Aladdin directors Ron Clements and John Musker have decided to confirm and debunk a few myths about the classic animation, to celebrate the release of the Aladdin: Diamond Edition on Blu-Ray. Speaking to E!, the directors set the record straight on a few things, including one long-held fan theory about Robin Williams’ Genie.
Robin Williams voiced the Genie in Aladdin.
It’s been long believed by many Aladdin fans that the peddler who appears at the beginning of the film is the Genie, as both characters are voice by Robin Williams and it seems they were correct. "I saw something that speculates that the peddler at the beginning of Aladdin is the Genie. That's true!" Clements said.
Continue reading: Disney Directors Have Just Confirmed A Long Held 'Aladdin' Fan Theory
14-year-old Auli'i Cravalho from Oahu, Hawaii opens up about being cast in her first ever acting role as the voice of Moana in the upcoming animated Disney film of the same name, which has been directed by Ron Clements and John Musker and co-stars Dwayne Johnson. The movie depicts a young explorer on her way to a mysterious island with her friend, the demi-god Maui.
Continue: Moana - Who Is Moana Featurette
What everyone remembers, comedically speaking, is Genie, a blue whirling dervish of impressions and wisecracks as vocalized by Robin Williams in 100 percent inspiration, negligible perspiration mode. But Aladdin also features what may be the only tolerable role for Gilbert Gottfried, period: Iago, the cranky parrot sidekick of evil villain Jafar. Even Aladdin and Jasmine, while essentially bland, have likeably cynical streaks (Jasmine is disgusted by the parade of handsome princes sent to woo her, as if she's just finished watching a Disney movie marathon). These characters would have significant goodwill flogged away by a TV series and the pair of direct-to-video follow-ups that bookend it, but on its own, Aladdin is a rollicking good time.

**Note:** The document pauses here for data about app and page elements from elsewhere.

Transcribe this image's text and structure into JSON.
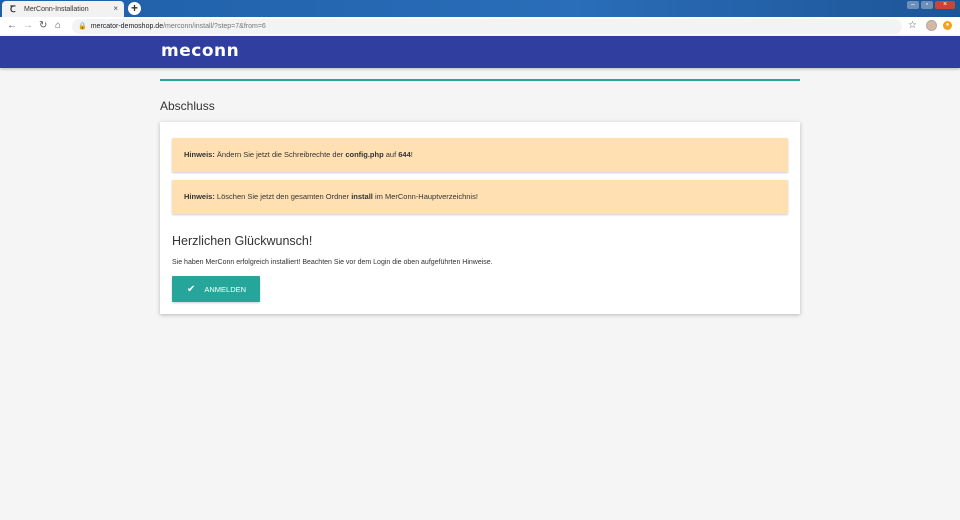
{
  "browser": {
    "tab_title": "MerConn-Installation",
    "tab_close": "×",
    "new_tab": "+",
    "url_domain": "mercator-demoshop.de",
    "url_path": "/merconn/install/?step=7&from=6"
  },
  "app": {
    "logo": "meconn"
  },
  "page": {
    "section_title": "Abschluss",
    "alerts": [
      {
        "label": "Hinweis:",
        "text1": " Ändern Sie jetzt die Schreibrechte der ",
        "strong1": "config.php",
        "text2": " auf ",
        "strong2": "644",
        "text3": "!"
      },
      {
        "label": "Hinweis:",
        "text1": " Löschen Sie jetzt den gesamten Ordner ",
        "strong1": "install",
        "text2": " im MerConn-Hauptverzeichnis!"
      }
    ],
    "congrats_heading": "Herzlichen Glückwunsch!",
    "info_text": "Sie haben MerConn erfolgreich installiert! Beachten Sie vor dem Login die oben aufgeführten Hinweise.",
    "login_button": "ANMELDEN"
  },
  "colors": {
    "header": "#303f9f",
    "accent": "#26a69a",
    "alert_bg": "#ffe0b2"
  }
}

And although the contribution of Williams is immeasurable, the Disney team rises to the occasion with some terrific, fast-paced gagwork and visual mastery.
Continue reading: Aladdin Review